(Stored items from a collection)
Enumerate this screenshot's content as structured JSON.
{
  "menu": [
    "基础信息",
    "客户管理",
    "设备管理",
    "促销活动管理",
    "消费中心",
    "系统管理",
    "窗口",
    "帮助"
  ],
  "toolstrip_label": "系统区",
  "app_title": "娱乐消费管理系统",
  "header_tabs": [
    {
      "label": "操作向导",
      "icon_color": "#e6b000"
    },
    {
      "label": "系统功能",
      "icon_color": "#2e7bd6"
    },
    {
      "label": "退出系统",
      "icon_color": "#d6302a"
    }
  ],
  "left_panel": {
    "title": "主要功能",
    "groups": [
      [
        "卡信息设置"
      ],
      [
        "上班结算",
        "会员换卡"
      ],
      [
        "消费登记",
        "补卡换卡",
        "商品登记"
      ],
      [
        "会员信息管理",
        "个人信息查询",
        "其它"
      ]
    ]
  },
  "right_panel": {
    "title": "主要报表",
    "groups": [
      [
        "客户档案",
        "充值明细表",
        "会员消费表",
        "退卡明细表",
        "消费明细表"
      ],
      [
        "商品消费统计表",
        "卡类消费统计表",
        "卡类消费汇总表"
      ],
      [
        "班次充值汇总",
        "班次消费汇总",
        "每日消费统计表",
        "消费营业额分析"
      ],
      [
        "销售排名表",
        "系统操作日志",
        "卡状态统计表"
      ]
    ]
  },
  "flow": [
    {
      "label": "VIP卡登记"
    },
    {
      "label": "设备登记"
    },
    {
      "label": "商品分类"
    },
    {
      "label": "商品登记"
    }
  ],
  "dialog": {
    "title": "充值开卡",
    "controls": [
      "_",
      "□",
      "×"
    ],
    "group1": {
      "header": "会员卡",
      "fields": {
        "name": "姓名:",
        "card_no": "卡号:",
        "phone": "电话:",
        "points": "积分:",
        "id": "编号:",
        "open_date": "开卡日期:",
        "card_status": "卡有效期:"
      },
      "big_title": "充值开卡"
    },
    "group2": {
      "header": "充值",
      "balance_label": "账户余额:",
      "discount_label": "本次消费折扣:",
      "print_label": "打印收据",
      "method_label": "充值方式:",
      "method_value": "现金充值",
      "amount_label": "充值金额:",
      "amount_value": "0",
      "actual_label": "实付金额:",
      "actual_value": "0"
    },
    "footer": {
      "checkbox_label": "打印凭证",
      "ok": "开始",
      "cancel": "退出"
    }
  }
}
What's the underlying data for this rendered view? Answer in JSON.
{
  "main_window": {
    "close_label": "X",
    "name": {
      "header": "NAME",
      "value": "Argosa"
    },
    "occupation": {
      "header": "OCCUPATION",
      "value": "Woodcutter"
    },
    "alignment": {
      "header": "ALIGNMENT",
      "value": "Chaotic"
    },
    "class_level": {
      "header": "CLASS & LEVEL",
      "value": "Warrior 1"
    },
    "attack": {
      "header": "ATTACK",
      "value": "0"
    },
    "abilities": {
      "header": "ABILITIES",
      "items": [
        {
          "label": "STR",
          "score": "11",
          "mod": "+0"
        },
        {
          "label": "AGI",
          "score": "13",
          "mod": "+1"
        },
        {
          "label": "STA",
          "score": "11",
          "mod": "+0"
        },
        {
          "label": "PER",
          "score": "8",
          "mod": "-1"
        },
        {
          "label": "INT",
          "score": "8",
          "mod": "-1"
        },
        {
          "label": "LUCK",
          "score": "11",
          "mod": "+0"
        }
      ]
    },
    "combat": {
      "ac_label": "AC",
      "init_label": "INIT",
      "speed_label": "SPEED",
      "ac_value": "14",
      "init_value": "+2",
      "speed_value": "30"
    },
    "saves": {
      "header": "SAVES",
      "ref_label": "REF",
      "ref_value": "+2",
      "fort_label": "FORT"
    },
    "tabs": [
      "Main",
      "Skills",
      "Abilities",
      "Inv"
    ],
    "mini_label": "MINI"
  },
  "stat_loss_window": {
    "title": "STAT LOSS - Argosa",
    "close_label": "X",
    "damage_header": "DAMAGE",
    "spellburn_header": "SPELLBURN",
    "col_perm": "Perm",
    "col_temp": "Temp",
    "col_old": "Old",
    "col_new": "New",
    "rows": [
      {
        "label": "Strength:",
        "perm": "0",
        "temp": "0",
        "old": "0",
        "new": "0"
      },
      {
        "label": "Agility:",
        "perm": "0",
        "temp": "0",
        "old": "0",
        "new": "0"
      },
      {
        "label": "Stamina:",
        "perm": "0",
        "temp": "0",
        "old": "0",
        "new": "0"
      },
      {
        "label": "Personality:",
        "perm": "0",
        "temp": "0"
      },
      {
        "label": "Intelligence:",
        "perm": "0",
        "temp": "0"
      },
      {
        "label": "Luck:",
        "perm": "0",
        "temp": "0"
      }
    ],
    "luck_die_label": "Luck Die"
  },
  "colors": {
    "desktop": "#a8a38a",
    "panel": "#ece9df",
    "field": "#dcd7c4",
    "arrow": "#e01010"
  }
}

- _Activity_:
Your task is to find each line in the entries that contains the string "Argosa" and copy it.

- _Task answer_:
      "value": "Argosa"
    "title": "STAT LOSS - Argosa",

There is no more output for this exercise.